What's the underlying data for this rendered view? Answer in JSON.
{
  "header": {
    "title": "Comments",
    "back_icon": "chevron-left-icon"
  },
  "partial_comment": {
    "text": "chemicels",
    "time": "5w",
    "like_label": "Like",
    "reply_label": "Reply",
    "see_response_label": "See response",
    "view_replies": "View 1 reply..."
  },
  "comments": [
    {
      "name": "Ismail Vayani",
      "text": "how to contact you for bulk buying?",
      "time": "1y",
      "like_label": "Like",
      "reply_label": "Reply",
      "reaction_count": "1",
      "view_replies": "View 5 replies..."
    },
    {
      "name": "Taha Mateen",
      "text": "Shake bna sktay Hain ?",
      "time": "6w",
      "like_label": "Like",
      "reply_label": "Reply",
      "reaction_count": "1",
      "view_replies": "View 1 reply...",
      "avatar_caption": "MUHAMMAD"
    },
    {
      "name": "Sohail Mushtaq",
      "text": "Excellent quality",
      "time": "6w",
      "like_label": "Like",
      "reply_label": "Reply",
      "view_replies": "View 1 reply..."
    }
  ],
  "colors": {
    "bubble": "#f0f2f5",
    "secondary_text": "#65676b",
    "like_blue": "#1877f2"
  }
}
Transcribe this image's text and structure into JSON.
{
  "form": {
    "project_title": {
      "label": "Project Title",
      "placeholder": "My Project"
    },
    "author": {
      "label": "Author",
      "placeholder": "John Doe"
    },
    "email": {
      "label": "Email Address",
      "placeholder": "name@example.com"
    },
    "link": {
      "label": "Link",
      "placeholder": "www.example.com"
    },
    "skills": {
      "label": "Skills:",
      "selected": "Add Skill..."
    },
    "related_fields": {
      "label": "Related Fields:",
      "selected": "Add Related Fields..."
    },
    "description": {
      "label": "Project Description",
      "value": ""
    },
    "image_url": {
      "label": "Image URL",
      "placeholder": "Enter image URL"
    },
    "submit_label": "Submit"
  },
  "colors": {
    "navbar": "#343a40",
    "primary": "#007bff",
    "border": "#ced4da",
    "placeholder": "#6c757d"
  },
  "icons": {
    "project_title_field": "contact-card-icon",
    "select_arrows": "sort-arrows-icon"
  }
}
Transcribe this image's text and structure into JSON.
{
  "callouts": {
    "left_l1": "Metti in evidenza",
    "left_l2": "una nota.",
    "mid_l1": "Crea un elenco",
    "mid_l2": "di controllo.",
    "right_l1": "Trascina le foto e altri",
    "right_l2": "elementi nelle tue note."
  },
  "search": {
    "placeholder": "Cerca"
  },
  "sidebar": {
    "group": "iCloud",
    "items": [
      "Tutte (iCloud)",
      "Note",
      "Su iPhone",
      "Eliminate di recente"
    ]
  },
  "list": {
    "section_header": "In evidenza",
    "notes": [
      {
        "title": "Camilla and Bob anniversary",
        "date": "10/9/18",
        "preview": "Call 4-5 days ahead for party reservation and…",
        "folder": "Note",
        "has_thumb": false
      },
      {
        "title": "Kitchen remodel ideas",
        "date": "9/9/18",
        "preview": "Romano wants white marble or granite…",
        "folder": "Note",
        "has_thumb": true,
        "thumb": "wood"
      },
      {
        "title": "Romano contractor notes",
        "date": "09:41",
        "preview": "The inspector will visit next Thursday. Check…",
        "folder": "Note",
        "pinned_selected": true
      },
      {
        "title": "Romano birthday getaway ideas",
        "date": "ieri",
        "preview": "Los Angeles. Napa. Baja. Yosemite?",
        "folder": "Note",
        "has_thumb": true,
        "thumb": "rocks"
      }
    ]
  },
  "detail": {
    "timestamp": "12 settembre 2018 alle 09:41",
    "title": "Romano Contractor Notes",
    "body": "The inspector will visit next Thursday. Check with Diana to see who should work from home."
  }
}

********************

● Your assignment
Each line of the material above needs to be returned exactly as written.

● The answer
What's the underlying data for this rendered view? Answer in JSON.
{
  "header": {
    "title": "Comments",
    "back_icon": "chevron-left-icon"
  },
  "partial_comment": {
    "text": "chemicels",
    "time": "5w",
    "like_label": "Like",
    "reply_label": "Reply",
    "see_response_label": "See response",
    "view_replies": "View 1 reply..."
  },
  "comments": [
    {
      "name": "Ismail Vayani",
      "text": "how to contact you for bulk buying?",
      "time": "1y",
      "like_label": "Like",
      "reply_label": "Reply",
      "reaction_count": "1",
      "view_replies": "View 5 replies..."
    },
    {
      "name": "Taha Mateen",
      "text": "Shake bna sktay Hain ?",
      "time": "6w",
      "like_label": "Like",
      "reply_label": "Reply",
      "reaction_count": "1",
      "view_replies": "View 1 reply...",
      "avatar_caption": "MUHAMMAD"
    },
    {
      "name": "Sohail Mushtaq",
      "text": "Excellent quality",
      "time": "6w",
      "like_label": "Like",
      "reply_label": "Reply",
      "view_replies": "View 1 reply..."
    }
  ],
  "colors": {
    "bubble": "#f0f2f5",
    "secondary_text": "#65676b",
    "like_blue": "#1877f2"
  }
}
Transcribe this image's text and structure into JSON.
{
  "form": {
    "project_title": {
      "label": "Project Title",
      "placeholder": "My Project"
    },
    "author": {
      "label": "Author",
      "placeholder": "John Doe"
    },
    "email": {
      "label": "Email Address",
      "placeholder": "name@example.com"
    },
    "link": {
      "label": "Link",
      "placeholder": "www.example.com"
    },
    "skills": {
      "label": "Skills:",
      "selected": "Add Skill..."
    },
    "related_fields": {
      "label": "Related Fields:",
      "selected": "Add Related Fields..."
    },
    "description": {
      "label": "Project Description",
      "value": ""
    },
    "image_url": {
      "label": "Image URL",
      "placeholder": "Enter image URL"
    },
    "submit_label": "Submit"
  },
  "colors": {
    "navbar": "#343a40",
    "primary": "#007bff",
    "border": "#ced4da",
    "placeholder": "#6c757d"
  },
  "icons": {
    "project_title_field": "contact-card-icon",
    "select_arrows": "sort-arrows-icon"
  }
}
Transcribe this image's text and structure into JSON.
{
  "callouts": {
    "left_l1": "Metti in evidenza",
    "left_l2": "una nota.",
    "mid_l1": "Crea un elenco",
    "mid_l2": "di controllo.",
    "right_l1": "Trascina le foto e altri",
    "right_l2": "elementi nelle tue note."
  },
  "search": {
    "placeholder": "Cerca"
  },
  "sidebar": {
    "group": "iCloud",
    "items": [
      "Tutte (iCloud)",
      "Note",
      "Su iPhone",
      "Eliminate di recente"
    ]
  },
  "list": {
    "section_header": "In evidenza",
    "notes": [
      {
        "title": "Camilla and Bob anniversary",
        "date": "10/9/18",
        "preview": "Call 4-5 days ahead for party reservation and…",
        "folder": "Note",
        "has_thumb": false
      },
      {
        "title": "Kitchen remodel ideas",
        "date": "9/9/18",
        "preview": "Romano wants white marble or granite…",
        "folder": "Note",
        "has_thumb": true,
        "thumb": "wood"
      },
      {
        "title": "Romano contractor notes",
        "date": "09:41",
        "preview": "The inspector will visit next Thursday. Check…",
        "folder": "Note",
        "pinned_selected": true
      },
      {
        "title": "Romano birthday getaway ideas",
        "date": "ieri",
        "preview": "Los Angeles. Napa. Baja. Yosemite?",
        "folder": "Note",
        "has_thumb": true,
        "thumb": "rocks"
      }
    ]
  },
  "detail": {
    "timestamp": "12 settembre 2018 alle 09:41",
    "title": "Romano Contractor Notes",
    "body": "The inspector will visit next Thursday. Check with Diana to see who should work from home."
  }
}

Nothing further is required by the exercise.